But with such a large volume, other inconsistencies or incongruities do appear. Perhaps the trickiest section is chapter 5. According to the authors, understanding the Bible on origins requires an understanding of the broader Ancient Near East (ANE) context. This method has been championed at length by one of the contributors, John Walton. Walton and his colleagues argue that although the Bible is the word of God, “our only access to the message is through the human author” (10). Thus, the opening chapters of Genesis are treated as if they are like any other ANE text. By implication, Christians need background in ANE studies before they can properly understand the message of Genesis. But it was not until the 19th and early 20th centuries that archaeologists began to recover the lost societies of Egypt, Mesopotamia, Syria, Anatolia, Persia, and the Levant. Have Christians been misreading the story of Genesis for over two millennia?

Despite the seemingly innocuous claim that “Israelite thinking resembled that of the ancient Egyptians and Babylonians” (99), the relationship between these cultures is a difficult, complicated, and much-debated topic. In fact, there is little consensus regarding exactly how they all relate to one other. Since we have no comparable Palestinian sources, it is almost impossible to say whether the mental world of Mesopotamia was similar to that of Palestine. On what basis, then, can we assert that “everyone in the ANE world believed” this or that? Can we really say that ANE literature reflect a uniform ancient mind?

Moreover, ANE studies often interpret texts or phenomena in terms of what is already known. In many instances the known, which forms the precondition for interpretation of the unknown, is biblical. That means we constantly have to ask whether we are seeing a real “parallel” in something outside the Bible or a product of interpretation. The tendency to read the non-biblical text in terms of the Bible is particularly strong when we are sure, for whatever reason, that there must be comparable evidence outside of the biblical text. Unfortunately, none of these difficulties are raised in Understanding Scientific Theories of Origins. The reader is led to believe, somewhat disingenuously, that our extant ANE literature represents a uniform mind and that it is easily comparable to the biblical text.

This criticism aside, this volume takes on the admirable task of demonstrating the compatibility of recent scientific theories with the Christian faith. Ultimately, this book will serve as a resource for challenging what one believes, provoking deeper thought regarding scripture, creation, and science from a Christian perspective.


About the Reviewer(s): 
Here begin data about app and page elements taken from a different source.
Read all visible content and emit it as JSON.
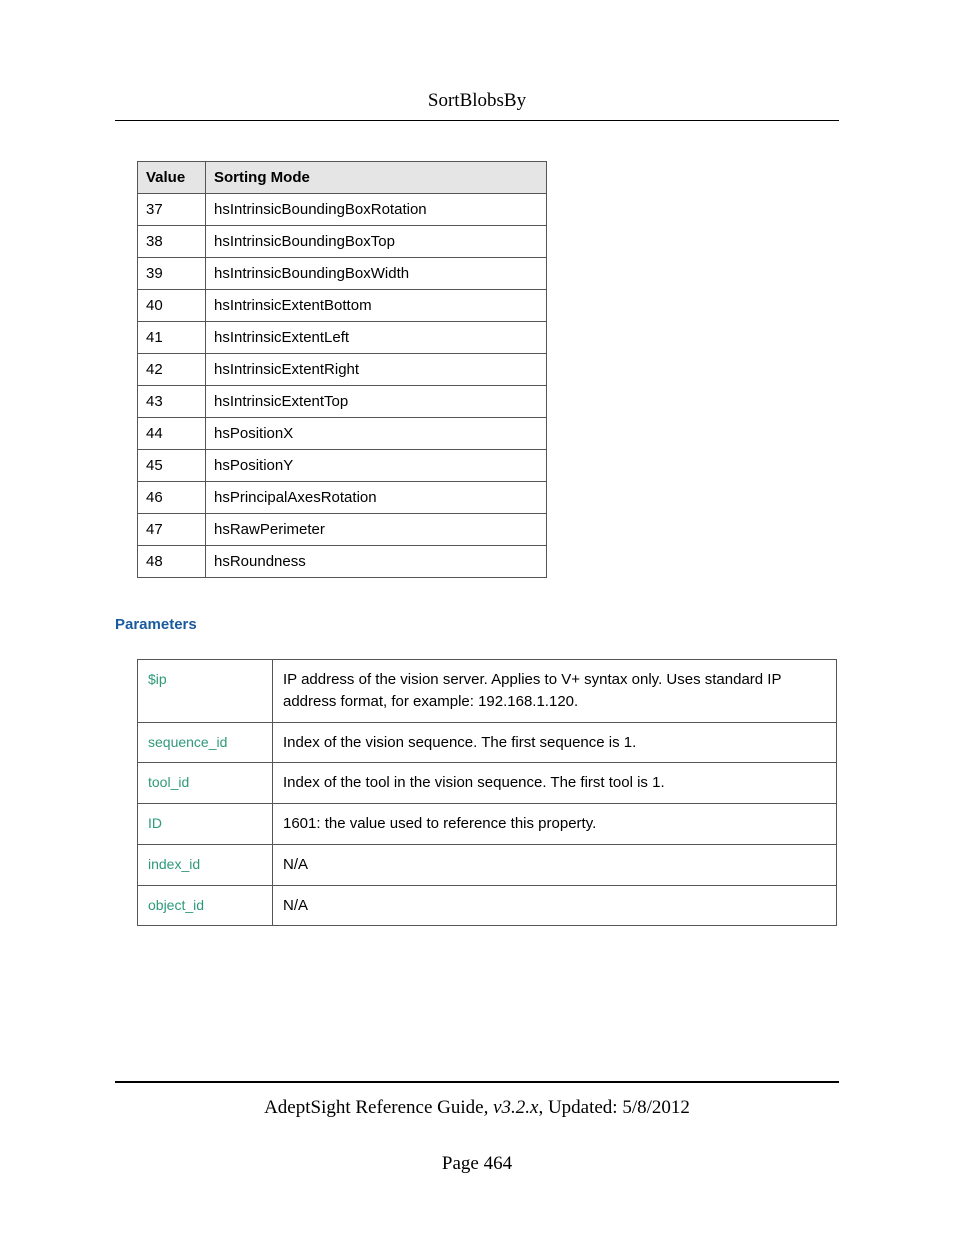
{
  "header": {
    "title": "SortBlobsBy"
  },
  "sort_table": {
    "headers": {
      "value": "Value",
      "mode": "Sorting Mode"
    },
    "rows": [
      {
        "value": "37",
        "mode": "hsIntrinsicBoundingBoxRotation"
      },
      {
        "value": "38",
        "mode": "hsIntrinsicBoundingBoxTop"
      },
      {
        "value": "39",
        "mode": "hsIntrinsicBoundingBoxWidth"
      },
      {
        "value": "40",
        "mode": "hsIntrinsicExtentBottom"
      },
      {
        "value": "41",
        "mode": "hsIntrinsicExtentLeft"
      },
      {
        "value": "42",
        "mode": "hsIntrinsicExtentRight"
      },
      {
        "value": "43",
        "mode": "hsIntrinsicExtentTop"
      },
      {
        "value": "44",
        "mode": "hsPositionX"
      },
      {
        "value": "45",
        "mode": "hsPositionY"
      },
      {
        "value": "46",
        "mode": "hsPrincipalAxesRotation"
      },
      {
        "value": "47",
        "mode": "hsRawPerimeter"
      },
      {
        "value": "48",
        "mode": "hsRoundness"
      }
    ]
  },
  "sections": {
    "parameters": "Parameters"
  },
  "params_table": {
    "rows": [
      {
        "name": "$ip",
        "desc": "IP address of the vision server. Applies to V+ syntax only. Uses standard IP address format, for example: 192.168.1.120."
      },
      {
        "name": "sequence_id",
        "desc": "Index of the vision sequence. The first sequence is 1."
      },
      {
        "name": "tool_id",
        "desc": "Index of the tool in the vision sequence. The first tool is 1."
      },
      {
        "name": "ID",
        "desc": "1601: the value used to reference this property."
      },
      {
        "name": "index_id",
        "desc": "N/A"
      },
      {
        "name": "object_id",
        "desc": "N/A"
      }
    ]
  },
  "footer": {
    "guide": "AdeptSight Reference Guide",
    "sep": ", ",
    "version": "v3.2.x",
    "updated_label": ", Updated: ",
    "updated_date": "5/8/2012",
    "page_label": "Page ",
    "page_number": "464"
  }
}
James C. Ungureanu is Historian in Residence in the George L. Mosse Program in History at the University of Wisconsin-Madison.

Date of Review: 
February 8, 2021
About the Author(s)/Editor(s)/Translator(s): 

Robert C. Bishop is Associate Professor of Physics and Philosophy and the John and Madeleine McIntyre Endowed Professor of Philosophy and History of Science at Wheaton College.

Larry L. Funck is Emeritus Professor at Wheaton College where he taught Inorganic Chemistry for over forty years.

Raymond J. Lewis is Associate Professor of Biology at Wheaton College.

Stephen O. Moshier is Professor of Geology and Chair of the Geology and Environmental Science Department at Wheaton College, where he also serves as the Director of the Black Hills Science Station.

John H. Walton is Professor of Old Testament at Wheaton College and Graduate School.


Reading Religion welcomes comments from AAR members, and you may leave a comment below by logging in with your AAR Member ID and password. Please read our policy on commenting.